_Exercise requirements_:
Whenever the word "icon" appears on a line of the material below, that line is counted; state the total alone.
+ + + + + + +
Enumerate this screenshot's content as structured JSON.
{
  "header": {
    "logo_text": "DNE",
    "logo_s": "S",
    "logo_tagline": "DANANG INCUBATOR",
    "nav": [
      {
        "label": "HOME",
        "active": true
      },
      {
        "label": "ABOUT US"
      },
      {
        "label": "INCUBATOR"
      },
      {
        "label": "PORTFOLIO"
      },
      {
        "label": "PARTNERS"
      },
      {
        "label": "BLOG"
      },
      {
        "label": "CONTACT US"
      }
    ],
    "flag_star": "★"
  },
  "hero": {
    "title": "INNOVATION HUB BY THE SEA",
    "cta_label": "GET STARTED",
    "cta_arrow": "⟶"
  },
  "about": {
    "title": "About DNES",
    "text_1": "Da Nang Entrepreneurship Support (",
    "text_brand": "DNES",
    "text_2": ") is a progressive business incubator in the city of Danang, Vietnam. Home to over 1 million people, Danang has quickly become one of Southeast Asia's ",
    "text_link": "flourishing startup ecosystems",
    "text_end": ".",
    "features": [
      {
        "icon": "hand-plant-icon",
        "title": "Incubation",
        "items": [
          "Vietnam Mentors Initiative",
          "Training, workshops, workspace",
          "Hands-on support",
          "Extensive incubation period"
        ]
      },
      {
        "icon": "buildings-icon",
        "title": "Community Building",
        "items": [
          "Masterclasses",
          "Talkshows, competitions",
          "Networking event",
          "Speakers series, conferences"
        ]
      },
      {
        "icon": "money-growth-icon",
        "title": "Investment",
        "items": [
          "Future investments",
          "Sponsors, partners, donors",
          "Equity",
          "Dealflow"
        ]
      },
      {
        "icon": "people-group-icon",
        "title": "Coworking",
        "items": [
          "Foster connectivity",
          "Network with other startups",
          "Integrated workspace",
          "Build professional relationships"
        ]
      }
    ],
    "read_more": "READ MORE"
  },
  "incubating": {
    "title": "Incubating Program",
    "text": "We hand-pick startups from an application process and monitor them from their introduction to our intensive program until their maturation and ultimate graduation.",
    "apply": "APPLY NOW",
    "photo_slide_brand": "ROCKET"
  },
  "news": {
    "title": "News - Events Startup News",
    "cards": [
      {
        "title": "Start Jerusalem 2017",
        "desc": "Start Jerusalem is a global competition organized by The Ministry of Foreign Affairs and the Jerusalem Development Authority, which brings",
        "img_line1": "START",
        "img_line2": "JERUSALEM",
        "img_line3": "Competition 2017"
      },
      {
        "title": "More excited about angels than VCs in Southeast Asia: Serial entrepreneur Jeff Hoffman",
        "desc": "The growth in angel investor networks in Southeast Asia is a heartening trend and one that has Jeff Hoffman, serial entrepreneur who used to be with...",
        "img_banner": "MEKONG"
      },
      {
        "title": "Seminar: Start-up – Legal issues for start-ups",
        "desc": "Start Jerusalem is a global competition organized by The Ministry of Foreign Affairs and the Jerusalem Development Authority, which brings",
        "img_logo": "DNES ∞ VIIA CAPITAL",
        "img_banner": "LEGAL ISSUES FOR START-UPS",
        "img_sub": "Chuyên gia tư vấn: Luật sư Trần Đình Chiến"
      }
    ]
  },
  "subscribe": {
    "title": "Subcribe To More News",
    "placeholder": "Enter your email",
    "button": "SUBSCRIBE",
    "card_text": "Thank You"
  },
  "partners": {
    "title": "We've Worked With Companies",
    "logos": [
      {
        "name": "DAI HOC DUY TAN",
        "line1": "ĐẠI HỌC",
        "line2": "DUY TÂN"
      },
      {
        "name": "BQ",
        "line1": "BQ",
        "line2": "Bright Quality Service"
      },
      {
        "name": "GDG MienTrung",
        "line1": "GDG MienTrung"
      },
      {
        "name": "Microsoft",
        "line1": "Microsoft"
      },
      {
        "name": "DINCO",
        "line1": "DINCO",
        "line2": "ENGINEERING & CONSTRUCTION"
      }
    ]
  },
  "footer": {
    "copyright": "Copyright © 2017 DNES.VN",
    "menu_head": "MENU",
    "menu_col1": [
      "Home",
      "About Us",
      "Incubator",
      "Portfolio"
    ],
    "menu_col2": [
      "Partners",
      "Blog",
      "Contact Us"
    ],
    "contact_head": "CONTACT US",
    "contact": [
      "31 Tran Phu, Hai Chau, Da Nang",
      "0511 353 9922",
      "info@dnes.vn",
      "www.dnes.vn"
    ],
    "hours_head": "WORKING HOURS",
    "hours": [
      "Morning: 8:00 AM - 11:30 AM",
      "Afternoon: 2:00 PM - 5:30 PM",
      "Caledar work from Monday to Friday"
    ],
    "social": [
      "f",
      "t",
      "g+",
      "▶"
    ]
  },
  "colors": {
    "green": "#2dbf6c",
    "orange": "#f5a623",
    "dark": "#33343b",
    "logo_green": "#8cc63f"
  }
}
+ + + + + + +
_Solution for this problem_:
4